Collected data:
────────────────

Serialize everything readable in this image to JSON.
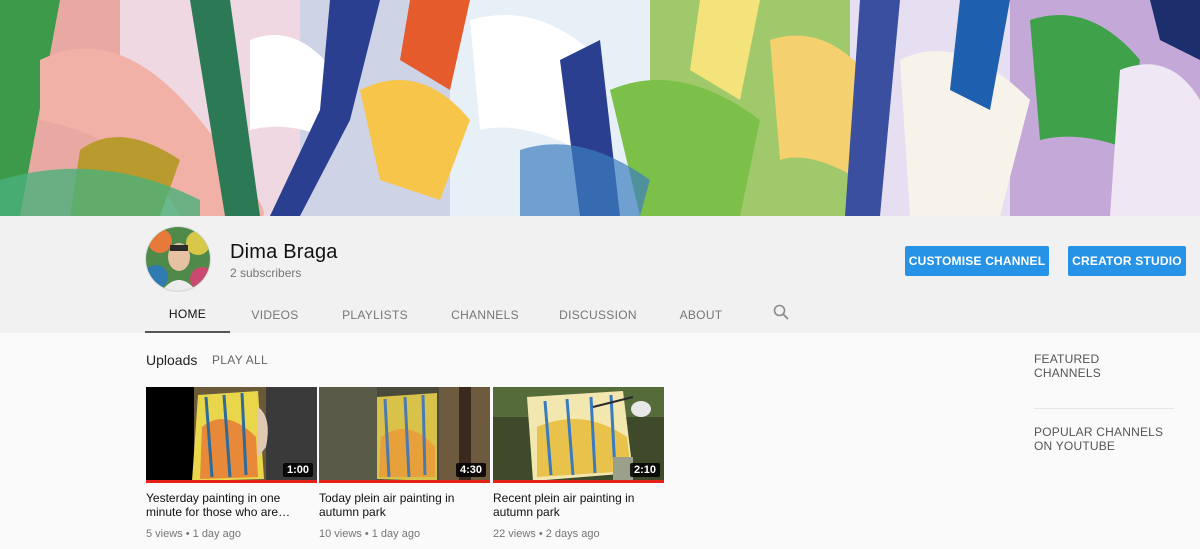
{
  "channel": {
    "name": "Dima Braga",
    "subscribers": "2 subscribers"
  },
  "actions": {
    "customise": "CUSTOMISE CHANNEL",
    "studio": "CREATOR STUDIO"
  },
  "tabs": [
    {
      "label": "HOME",
      "active": true
    },
    {
      "label": "VIDEOS",
      "active": false
    },
    {
      "label": "PLAYLISTS",
      "active": false
    },
    {
      "label": "CHANNELS",
      "active": false
    },
    {
      "label": "DISCUSSION",
      "active": false
    },
    {
      "label": "ABOUT",
      "active": false
    }
  ],
  "search_icon": "search-icon",
  "uploads": {
    "title": "Uploads",
    "play_all": "PLAY ALL",
    "videos": [
      {
        "title": "Yesterday painting in one minute for those who are…",
        "duration": "1:00",
        "meta": "5 views • 1 day ago"
      },
      {
        "title": "Today plein air painting in autumn park",
        "duration": "4:30",
        "meta": "10 views • 1 day ago"
      },
      {
        "title": "Recent plein air painting in autumn park",
        "duration": "2:10",
        "meta": "22 views • 2 days ago"
      }
    ]
  },
  "sidebar": {
    "featured": "FEATURED CHANNELS",
    "popular": "POPULAR CHANNELS ON YOUTUBE"
  },
  "colors": {
    "accent_button": "#2793e6",
    "progress_red": "#e62117"
  }
}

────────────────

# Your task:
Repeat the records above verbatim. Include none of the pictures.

# Response below:
Serialize everything readable in this image to JSON.
{
  "channel": {
    "name": "Dima Braga",
    "subscribers": "2 subscribers"
  },
  "actions": {
    "customise": "CUSTOMISE CHANNEL",
    "studio": "CREATOR STUDIO"
  },
  "tabs": [
    {
      "label": "HOME",
      "active": true
    },
    {
      "label": "VIDEOS",
      "active": false
    },
    {
      "label": "PLAYLISTS",
      "active": false
    },
    {
      "label": "CHANNELS",
      "active": false
    },
    {
      "label": "DISCUSSION",
      "active": false
    },
    {
      "label": "ABOUT",
      "active": false
    }
  ],
  "search_icon": "search-icon",
  "uploads": {
    "title": "Uploads",
    "play_all": "PLAY ALL",
    "videos": [
      {
        "title": "Yesterday painting in one minute for those who are…",
        "duration": "1:00",
        "meta": "5 views • 1 day ago"
      },
      {
        "title": "Today plein air painting in autumn park",
        "duration": "4:30",
        "meta": "10 views • 1 day ago"
      },
      {
        "title": "Recent plein air painting in autumn park",
        "duration": "2:10",
        "meta": "22 views • 2 days ago"
      }
    ]
  },
  "sidebar": {
    "featured": "FEATURED CHANNELS",
    "popular": "POPULAR CHANNELS ON YOUTUBE"
  },
  "colors": {
    "accent_button": "#2793e6",
    "progress_red": "#e62117"
  }
}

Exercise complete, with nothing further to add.